## MATERIAL FOR THIS EXERCISE:
= = = =

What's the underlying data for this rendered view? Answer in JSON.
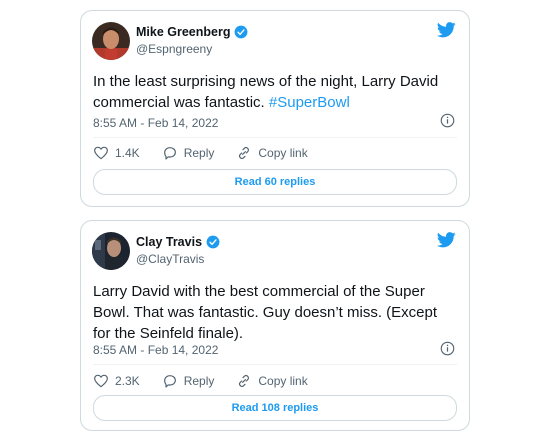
{
  "colors": {
    "accent": "#1d9bf0",
    "text": "#0f1419",
    "muted": "#536471",
    "border": "#cfd9de"
  },
  "tweets": [
    {
      "display_name": "Mike Greenberg",
      "handle": "@Espngreeny",
      "verified": true,
      "text_before": "In the least surprising news of the night, Larry David commercial was fantastic. ",
      "hashtag": "#SuperBowl",
      "timestamp": "8:55 AM - Feb 14, 2022",
      "likes": "1.4K",
      "reply_label": "Reply",
      "copy_link_label": "Copy link",
      "replies_button": "Read 60 replies",
      "icons": [
        "verified-badge-icon",
        "twitter-bird-icon",
        "info-icon",
        "heart-icon",
        "reply-bubble-icon",
        "link-icon"
      ]
    },
    {
      "display_name": "Clay Travis",
      "handle": "@ClayTravis",
      "verified": true,
      "text_before": "Larry David with the best commercial of the Super Bowl. That was fantastic. Guy doesn’t miss. (Except for the Seinfeld finale).",
      "hashtag": "",
      "timestamp": "8:55 AM - Feb 14, 2022",
      "likes": "2.3K",
      "reply_label": "Reply",
      "copy_link_label": "Copy link",
      "replies_button": "Read 108 replies",
      "icons": [
        "verified-badge-icon",
        "twitter-bird-icon",
        "info-icon",
        "heart-icon",
        "reply-bubble-icon",
        "link-icon"
      ]
    }
  ]
}
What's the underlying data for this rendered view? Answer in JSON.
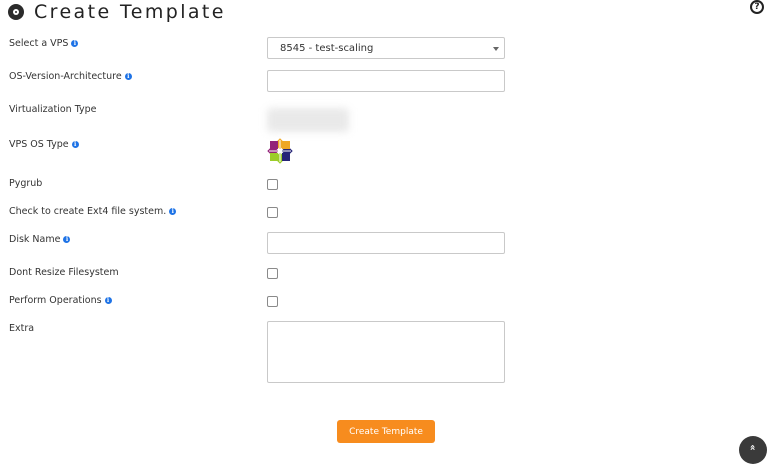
{
  "header": {
    "title": "Create Template"
  },
  "help": {
    "glyph": "?"
  },
  "fields": {
    "select_vps": {
      "label": "Select a VPS",
      "value": "8545 - test-scaling"
    },
    "os_version": {
      "label": "OS-Version-Architecture",
      "value": ""
    },
    "virtualization": {
      "label": "Virtualization Type",
      "value": ""
    },
    "vps_os_type": {
      "label": "VPS OS Type",
      "icon": "centos-logo-icon"
    },
    "pygrub": {
      "label": "Pygrub",
      "checked": false
    },
    "ext4": {
      "label": "Check to create Ext4 file system.",
      "checked": false
    },
    "disk_name": {
      "label": "Disk Name",
      "value": ""
    },
    "dont_resize": {
      "label": "Dont Resize Filesystem",
      "checked": false
    },
    "perform_ops": {
      "label": "Perform Operations",
      "checked": false
    },
    "extra": {
      "label": "Extra",
      "value": ""
    }
  },
  "actions": {
    "submit_label": "Create Template"
  },
  "scroll": {
    "glyph": "»"
  },
  "info_glyph": "i",
  "colors": {
    "accent": "#f78c1e",
    "info": "#1e73e6"
  }
}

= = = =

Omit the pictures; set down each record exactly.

What's the underlying data for this rendered view? Answer in JSON.
{
  "colors": {
    "accent": "#1d9bf0",
    "text": "#0f1419",
    "muted": "#536471",
    "border": "#cfd9de"
  },
  "tweets": [
    {
      "display_name": "Mike Greenberg",
      "handle": "@Espngreeny",
      "verified": true,
      "text_before": "In the least surprising news of the night, Larry David commercial was fantastic. ",
      "hashtag": "#SuperBowl",
      "timestamp": "8:55 AM - Feb 14, 2022",
      "likes": "1.4K",
      "reply_label": "Reply",
      "copy_link_label": "Copy link",
      "replies_button": "Read 60 replies",
      "icons": [
        "verified-badge-icon",
        "twitter-bird-icon",
        "info-icon",
        "heart-icon",
        "reply-bubble-icon",
        "link-icon"
      ]
    },
    {
      "display_name": "Clay Travis",
      "handle": "@ClayTravis",
      "verified": true,
      "text_before": "Larry David with the best commercial of the Super Bowl. That was fantastic. Guy doesn’t miss. (Except for the Seinfeld finale).",
      "hashtag": "",
      "timestamp": "8:55 AM - Feb 14, 2022",
      "likes": "2.3K",
      "reply_label": "Reply",
      "copy_link_label": "Copy link",
      "replies_button": "Read 108 replies",
      "icons": [
        "verified-badge-icon",
        "twitter-bird-icon",
        "info-icon",
        "heart-icon",
        "reply-bubble-icon",
        "link-icon"
      ]
    }
  ]
}
What's the underlying data for this rendered view? Answer in JSON.
{
  "header": {
    "title": "Create Template"
  },
  "help": {
    "glyph": "?"
  },
  "fields": {
    "select_vps": {
      "label": "Select a VPS",
      "value": "8545 - test-scaling"
    },
    "os_version": {
      "label": "OS-Version-Architecture",
      "value": ""
    },
    "virtualization": {
      "label": "Virtualization Type",
      "value": ""
    },
    "vps_os_type": {
      "label": "VPS OS Type",
      "icon": "centos-logo-icon"
    },
    "pygrub": {
      "label": "Pygrub",
      "checked": false
    },
    "ext4": {
      "label": "Check to create Ext4 file system.",
      "checked": false
    },
    "disk_name": {
      "label": "Disk Name",
      "value": ""
    },
    "dont_resize": {
      "label": "Dont Resize Filesystem",
      "checked": false
    },
    "perform_ops": {
      "label": "Perform Operations",
      "checked": false
    },
    "extra": {
      "label": "Extra",
      "value": ""
    }
  },
  "actions": {
    "submit_label": "Create Template"
  },
  "scroll": {
    "glyph": "»"
  },
  "info_glyph": "i",
  "colors": {
    "accent": "#f78c1e",
    "info": "#1e73e6"
  }
}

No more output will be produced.